▸ **Try it**: Find the lines below that contain the string "Population". Copy each one.

▸ **Information**:
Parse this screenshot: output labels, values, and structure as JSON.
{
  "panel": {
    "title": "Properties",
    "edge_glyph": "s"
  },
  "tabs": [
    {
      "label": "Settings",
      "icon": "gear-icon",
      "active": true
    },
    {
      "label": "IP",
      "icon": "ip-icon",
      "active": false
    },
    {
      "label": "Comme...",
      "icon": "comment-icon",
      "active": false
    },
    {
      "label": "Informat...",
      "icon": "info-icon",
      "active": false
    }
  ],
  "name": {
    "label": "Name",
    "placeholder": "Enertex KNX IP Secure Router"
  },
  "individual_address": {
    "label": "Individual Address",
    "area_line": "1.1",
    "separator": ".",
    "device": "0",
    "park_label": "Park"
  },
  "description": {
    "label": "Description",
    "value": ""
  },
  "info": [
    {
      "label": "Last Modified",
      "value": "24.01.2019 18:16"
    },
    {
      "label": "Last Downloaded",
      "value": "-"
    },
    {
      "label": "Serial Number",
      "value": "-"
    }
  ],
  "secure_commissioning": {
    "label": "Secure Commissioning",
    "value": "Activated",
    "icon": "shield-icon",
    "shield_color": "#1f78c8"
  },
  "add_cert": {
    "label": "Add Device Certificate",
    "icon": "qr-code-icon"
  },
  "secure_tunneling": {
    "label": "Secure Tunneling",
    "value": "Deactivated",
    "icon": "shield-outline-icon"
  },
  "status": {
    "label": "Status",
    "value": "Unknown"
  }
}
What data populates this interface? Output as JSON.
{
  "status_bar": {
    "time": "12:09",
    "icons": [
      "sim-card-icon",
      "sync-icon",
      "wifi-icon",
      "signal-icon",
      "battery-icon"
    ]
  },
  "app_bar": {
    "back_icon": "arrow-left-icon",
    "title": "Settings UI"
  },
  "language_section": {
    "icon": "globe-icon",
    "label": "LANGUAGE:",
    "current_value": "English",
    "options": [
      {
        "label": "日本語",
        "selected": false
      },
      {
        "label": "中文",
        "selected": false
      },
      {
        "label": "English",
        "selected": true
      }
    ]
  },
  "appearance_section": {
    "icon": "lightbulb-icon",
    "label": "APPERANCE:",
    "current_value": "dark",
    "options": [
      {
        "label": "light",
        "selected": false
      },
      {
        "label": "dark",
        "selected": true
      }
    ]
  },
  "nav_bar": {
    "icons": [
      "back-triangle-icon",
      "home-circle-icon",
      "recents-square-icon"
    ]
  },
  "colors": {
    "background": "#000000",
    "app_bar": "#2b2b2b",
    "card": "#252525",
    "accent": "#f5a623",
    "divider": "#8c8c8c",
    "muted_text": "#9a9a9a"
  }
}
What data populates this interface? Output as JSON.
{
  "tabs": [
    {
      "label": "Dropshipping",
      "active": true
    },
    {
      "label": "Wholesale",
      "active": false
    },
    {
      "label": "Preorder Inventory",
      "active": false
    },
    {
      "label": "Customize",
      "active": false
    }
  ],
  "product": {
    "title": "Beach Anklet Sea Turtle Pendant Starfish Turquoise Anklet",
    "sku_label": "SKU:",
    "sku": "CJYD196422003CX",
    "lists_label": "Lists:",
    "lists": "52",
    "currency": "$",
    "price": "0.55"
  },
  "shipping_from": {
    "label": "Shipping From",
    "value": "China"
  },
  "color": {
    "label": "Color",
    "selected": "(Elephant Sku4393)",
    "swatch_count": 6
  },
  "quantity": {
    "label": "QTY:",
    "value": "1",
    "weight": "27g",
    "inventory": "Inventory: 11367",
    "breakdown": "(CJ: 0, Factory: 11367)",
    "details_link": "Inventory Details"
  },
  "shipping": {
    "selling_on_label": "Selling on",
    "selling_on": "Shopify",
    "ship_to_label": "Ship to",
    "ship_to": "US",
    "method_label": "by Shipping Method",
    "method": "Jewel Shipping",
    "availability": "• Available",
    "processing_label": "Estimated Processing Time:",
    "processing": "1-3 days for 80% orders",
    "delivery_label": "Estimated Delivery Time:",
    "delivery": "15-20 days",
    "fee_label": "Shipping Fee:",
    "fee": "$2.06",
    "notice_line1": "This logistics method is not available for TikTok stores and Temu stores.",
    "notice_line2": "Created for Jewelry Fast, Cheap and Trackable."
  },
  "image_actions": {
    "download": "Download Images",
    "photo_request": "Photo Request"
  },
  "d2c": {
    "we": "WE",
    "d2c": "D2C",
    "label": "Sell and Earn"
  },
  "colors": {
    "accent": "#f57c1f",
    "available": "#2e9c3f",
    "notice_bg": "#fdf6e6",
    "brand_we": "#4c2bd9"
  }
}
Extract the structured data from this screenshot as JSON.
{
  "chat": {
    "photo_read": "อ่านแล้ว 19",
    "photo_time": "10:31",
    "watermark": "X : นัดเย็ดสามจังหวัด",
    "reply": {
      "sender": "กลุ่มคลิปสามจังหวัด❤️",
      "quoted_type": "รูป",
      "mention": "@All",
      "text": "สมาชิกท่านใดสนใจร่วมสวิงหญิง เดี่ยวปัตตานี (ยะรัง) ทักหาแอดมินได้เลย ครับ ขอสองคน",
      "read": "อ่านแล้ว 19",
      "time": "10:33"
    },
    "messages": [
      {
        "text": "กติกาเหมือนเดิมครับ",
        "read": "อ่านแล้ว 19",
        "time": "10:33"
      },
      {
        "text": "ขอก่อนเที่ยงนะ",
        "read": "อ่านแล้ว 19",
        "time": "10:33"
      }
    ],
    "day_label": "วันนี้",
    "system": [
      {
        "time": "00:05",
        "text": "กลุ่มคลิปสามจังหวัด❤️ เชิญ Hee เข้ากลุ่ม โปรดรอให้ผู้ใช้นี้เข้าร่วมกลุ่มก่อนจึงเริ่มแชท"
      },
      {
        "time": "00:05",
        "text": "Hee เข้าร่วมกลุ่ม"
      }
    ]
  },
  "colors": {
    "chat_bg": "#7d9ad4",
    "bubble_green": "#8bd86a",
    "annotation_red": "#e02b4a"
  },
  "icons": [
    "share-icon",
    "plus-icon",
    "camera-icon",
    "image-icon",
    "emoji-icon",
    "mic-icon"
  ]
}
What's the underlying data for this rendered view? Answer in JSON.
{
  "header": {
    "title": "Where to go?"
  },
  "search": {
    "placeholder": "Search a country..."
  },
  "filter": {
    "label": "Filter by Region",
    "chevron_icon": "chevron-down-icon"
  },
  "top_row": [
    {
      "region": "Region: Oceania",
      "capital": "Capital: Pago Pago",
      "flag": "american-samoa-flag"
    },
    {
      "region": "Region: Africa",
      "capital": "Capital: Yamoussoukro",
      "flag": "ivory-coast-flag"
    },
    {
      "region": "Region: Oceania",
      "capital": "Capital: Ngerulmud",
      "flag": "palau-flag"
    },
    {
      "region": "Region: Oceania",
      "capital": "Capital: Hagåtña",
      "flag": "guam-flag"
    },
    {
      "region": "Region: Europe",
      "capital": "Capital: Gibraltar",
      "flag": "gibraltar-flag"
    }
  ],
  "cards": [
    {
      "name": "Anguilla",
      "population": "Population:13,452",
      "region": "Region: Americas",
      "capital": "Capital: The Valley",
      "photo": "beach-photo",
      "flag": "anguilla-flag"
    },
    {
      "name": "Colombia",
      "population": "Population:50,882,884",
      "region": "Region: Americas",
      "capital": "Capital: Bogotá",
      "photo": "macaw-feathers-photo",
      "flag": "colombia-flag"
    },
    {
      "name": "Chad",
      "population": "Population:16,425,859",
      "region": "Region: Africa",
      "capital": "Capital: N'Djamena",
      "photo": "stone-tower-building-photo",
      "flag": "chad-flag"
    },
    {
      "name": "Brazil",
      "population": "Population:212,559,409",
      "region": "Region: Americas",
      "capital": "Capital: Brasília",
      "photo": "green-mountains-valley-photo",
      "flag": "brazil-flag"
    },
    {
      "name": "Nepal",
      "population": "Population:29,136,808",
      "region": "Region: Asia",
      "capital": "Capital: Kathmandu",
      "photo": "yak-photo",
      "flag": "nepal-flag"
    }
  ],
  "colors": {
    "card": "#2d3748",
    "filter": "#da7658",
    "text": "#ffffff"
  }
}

▸ **Output**:
      "population": "Population:13,452",
      "population": "Population:50,882,884",
      "population": "Population:16,425,859",
      "population": "Population:212,559,409",
      "population": "Population:29,136,808",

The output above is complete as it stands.